With the departure of three independent directors and Walton family ownership of the company crossing the 50 percent threshold, Walmart investors are expressing increased concern about the strength and independence of Walmart’s Board of Directors.
That’s a reasonable concern given the multitude of problems the company faces: an alleged bribery scandal that top executives were aware of and grossly mishandled, mounting costs related to investigation of said bribery scandal, failing at Retail 101-level duties like keeping shelves stocked, earnings weakness, human rights disasters in the supply chain, and persistent strikes by workers in its U.S. stores. Typically, in a time of crisis, the right thing to do is bring on strong, independent leaders to do some major problem-solving, beef up oversight, and steer the company back on track.
But instead it looks like the board and the Walton family are doing the exact opposite. There will be fewer independent directors. (Most of the “independent” directors actually have financial connections to the company, and shareholder advisory firm Glass Lewis has called on Walmart to increase its disclosure of these connections.) And they’re sticking with board members who failed in their role of ensuring proper internal controls, rebuffed repeated calls from shareholders to beef up compliance standards, and have too many other commitments to properly take on leadership role at Walmart.

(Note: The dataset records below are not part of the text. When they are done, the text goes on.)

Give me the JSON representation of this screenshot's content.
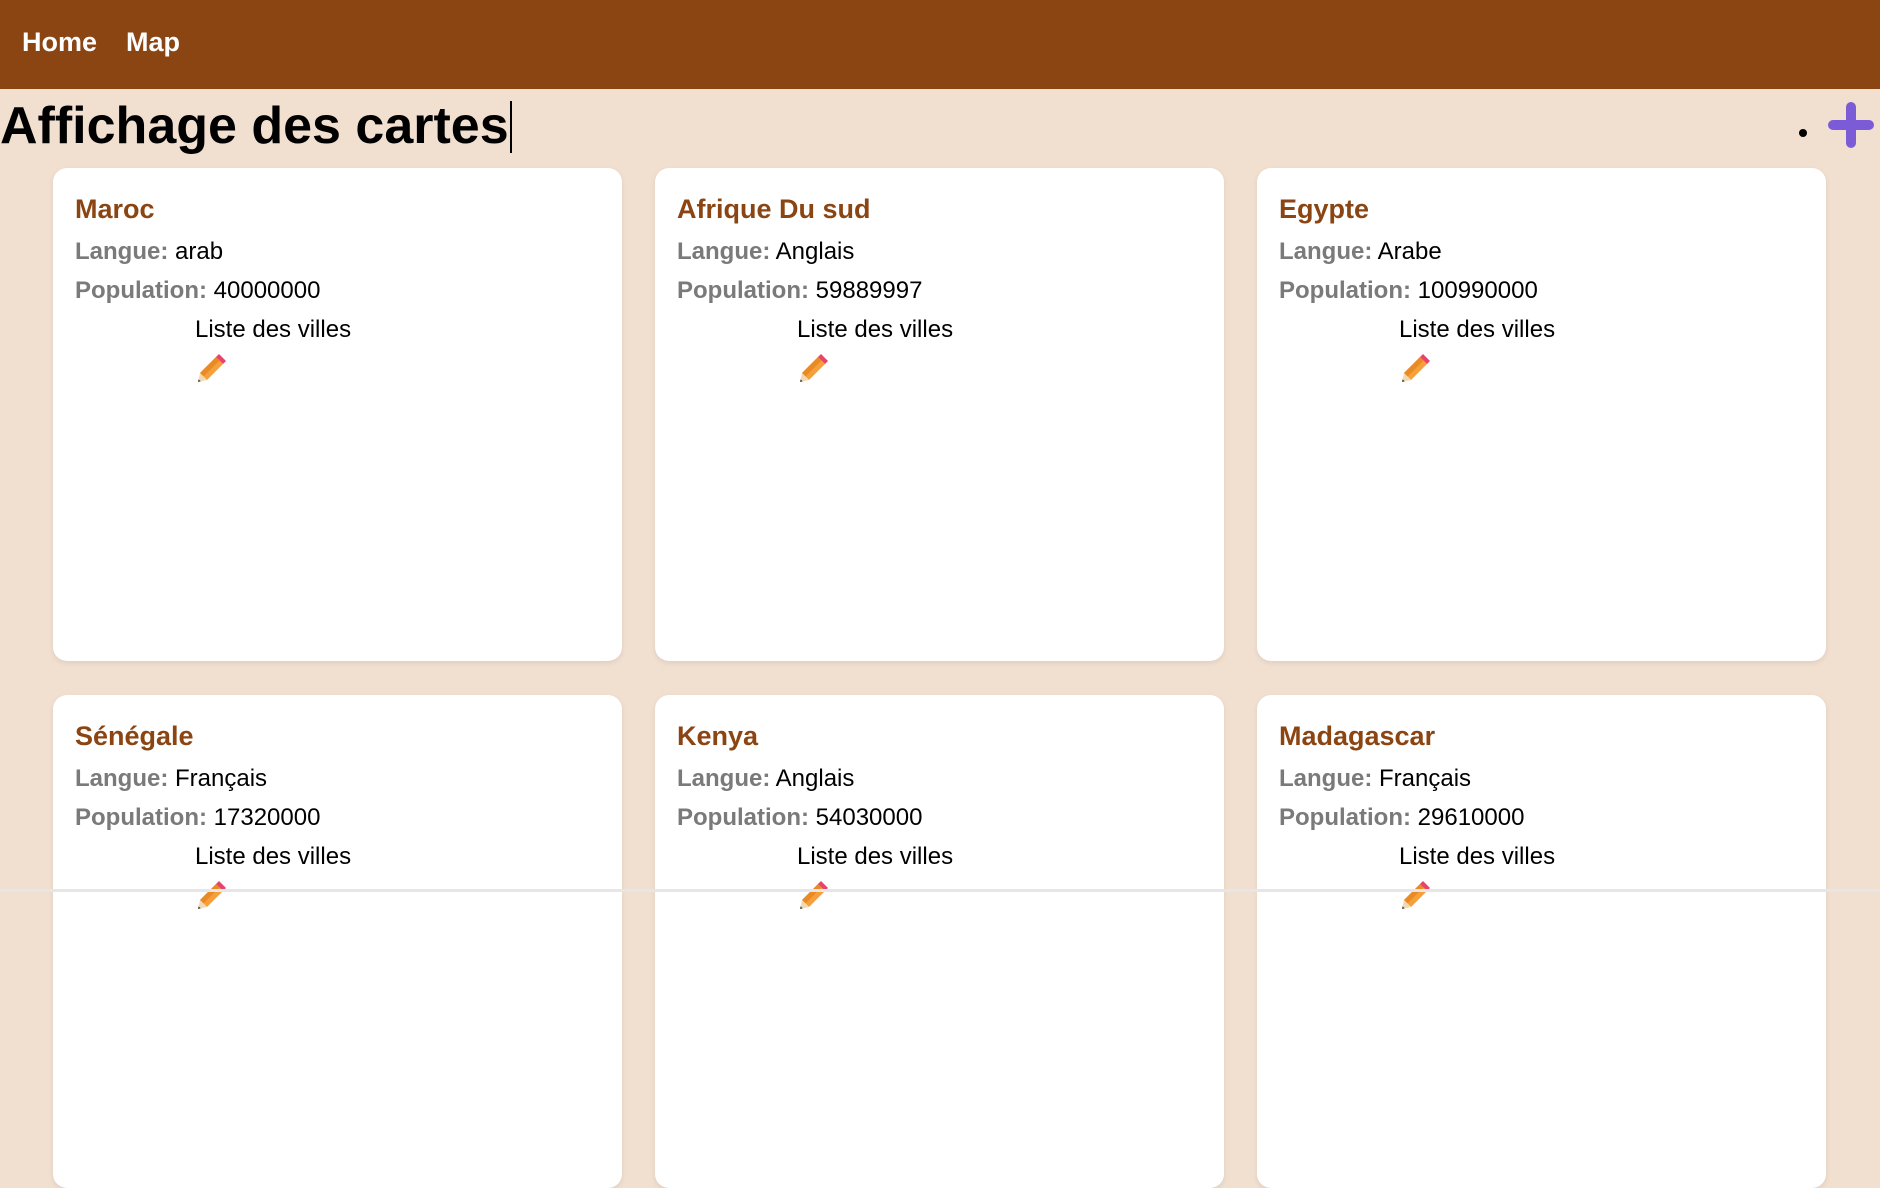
{
  "nav": {
    "home_label": "Home",
    "map_label": "Map"
  },
  "page": {
    "title": "Affichage des cartes"
  },
  "card_labels": {
    "langue_label": "Langue:",
    "population_label": "Population:",
    "cities_link": "Liste des villes"
  },
  "countries": [
    {
      "name": "Maroc",
      "langue": "arab",
      "population": "40000000"
    },
    {
      "name": "Afrique Du sud",
      "langue": "Anglais",
      "population": "59889997"
    },
    {
      "name": "Egypte",
      "langue": "Arabe",
      "population": "100990000"
    },
    {
      "name": "Sénégale",
      "langue": "Français",
      "population": "17320000"
    },
    {
      "name": "Kenya",
      "langue": "Anglais",
      "population": "54030000"
    },
    {
      "name": "Madagascar",
      "langue": "Français",
      "population": "29610000"
    }
  ],
  "icons": {
    "add": "plus-icon",
    "edit": "pencil-icon"
  },
  "colors": {
    "navbar": "#8B4513",
    "background": "#F1DFD0",
    "country_name": "#8B4513",
    "label": "#7a7a7a",
    "add_button": "#7B5CD6"
  }
}
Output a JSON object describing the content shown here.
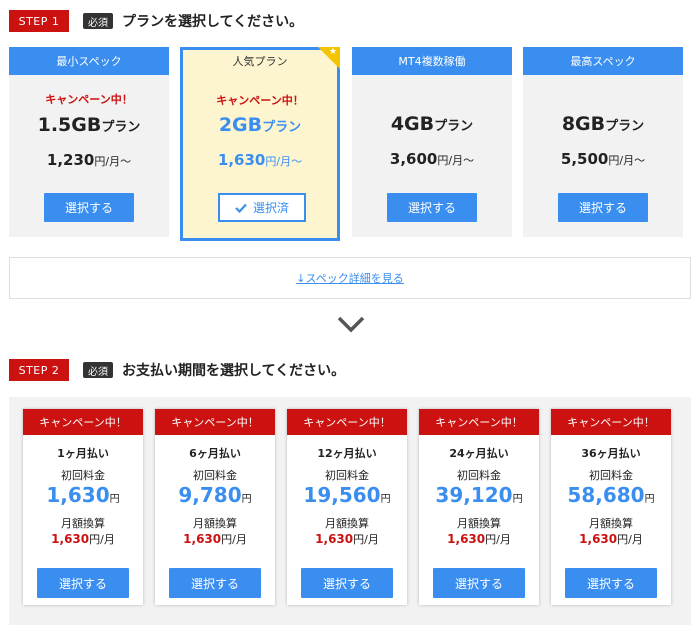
{
  "step1": {
    "badge": "STEP 1",
    "required": "必須",
    "title": "プランを選択してください。"
  },
  "plans": [
    {
      "name": "最小スペック",
      "campaign": "キャンペーン中！",
      "gb": "1.5GB",
      "gb_unit": "プラン",
      "price": "1,230",
      "price_unit": "円/月〜",
      "button": "選択する"
    },
    {
      "name": "人気プラン",
      "campaign": "キャンペーン中！",
      "gb": "2GB",
      "gb_unit": "プラン",
      "price": "1,630",
      "price_unit": "円/月〜",
      "button": "選択済"
    },
    {
      "name": "MT4複数稼働",
      "campaign": "",
      "gb": "4GB",
      "gb_unit": "プラン",
      "price": "3,600",
      "price_unit": "円/月〜",
      "button": "選択する"
    },
    {
      "name": "最高スペック",
      "campaign": "",
      "gb": "8GB",
      "gb_unit": "プラン",
      "price": "5,500",
      "price_unit": "円/月〜",
      "button": "選択する"
    }
  ],
  "detail_link": "↓スペック詳細を見る",
  "step2": {
    "badge": "STEP 2",
    "required": "必須",
    "title": "お支払い期間を選択してください。"
  },
  "periods": [
    {
      "campaign": "キャンペーン中！",
      "name": "1ヶ月払い",
      "initial_label": "初回料金",
      "initial": "1,630",
      "initial_unit": "円",
      "monthly_label": "月額換算",
      "monthly": "1,630",
      "monthly_unit": "円/月",
      "button": "選択する"
    },
    {
      "campaign": "キャンペーン中！",
      "name": "6ヶ月払い",
      "initial_label": "初回料金",
      "initial": "9,780",
      "initial_unit": "円",
      "monthly_label": "月額換算",
      "monthly": "1,630",
      "monthly_unit": "円/月",
      "button": "選択する"
    },
    {
      "campaign": "キャンペーン中！",
      "name": "12ヶ月払い",
      "initial_label": "初回料金",
      "initial": "19,560",
      "initial_unit": "円",
      "monthly_label": "月額換算",
      "monthly": "1,630",
      "monthly_unit": "円/月",
      "button": "選択する"
    },
    {
      "campaign": "キャンペーン中！",
      "name": "24ヶ月払い",
      "initial_label": "初回料金",
      "initial": "39,120",
      "initial_unit": "円",
      "monthly_label": "月額換算",
      "monthly": "1,630",
      "monthly_unit": "円/月",
      "button": "選択する"
    },
    {
      "campaign": "キャンペーン中！",
      "name": "36ヶ月払い",
      "initial_label": "初回料金",
      "initial": "58,680",
      "initial_unit": "円",
      "monthly_label": "月額換算",
      "monthly": "1,630",
      "monthly_unit": "円/月",
      "button": "選択する"
    }
  ],
  "colors": {
    "accent": "#3a8ef0",
    "campaign_red": "#cc1111",
    "selected_bg": "#fdf5cf",
    "star": "#f4c400"
  },
  "icons": {
    "selected_check": "check-icon",
    "popular": "star-icon",
    "next_step": "chevron-down-icon"
  }
}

What’s the potential fallout from these choices? As a Kantar Retail analyst told Bloomberg, a weak board may be less vigorous in addressing the challenges the company faces: “When [a company] is that closely held, they could end up doing less risk-taking and just care more about safe returns.” That’s great news for the Walton family—they rake in billions of dollars in dividends each year, and the Board of Directors just voted to increase dividends by nearly 20 percent—but it’s bad news for shareholders, and Walmart associates who want to see change at the company.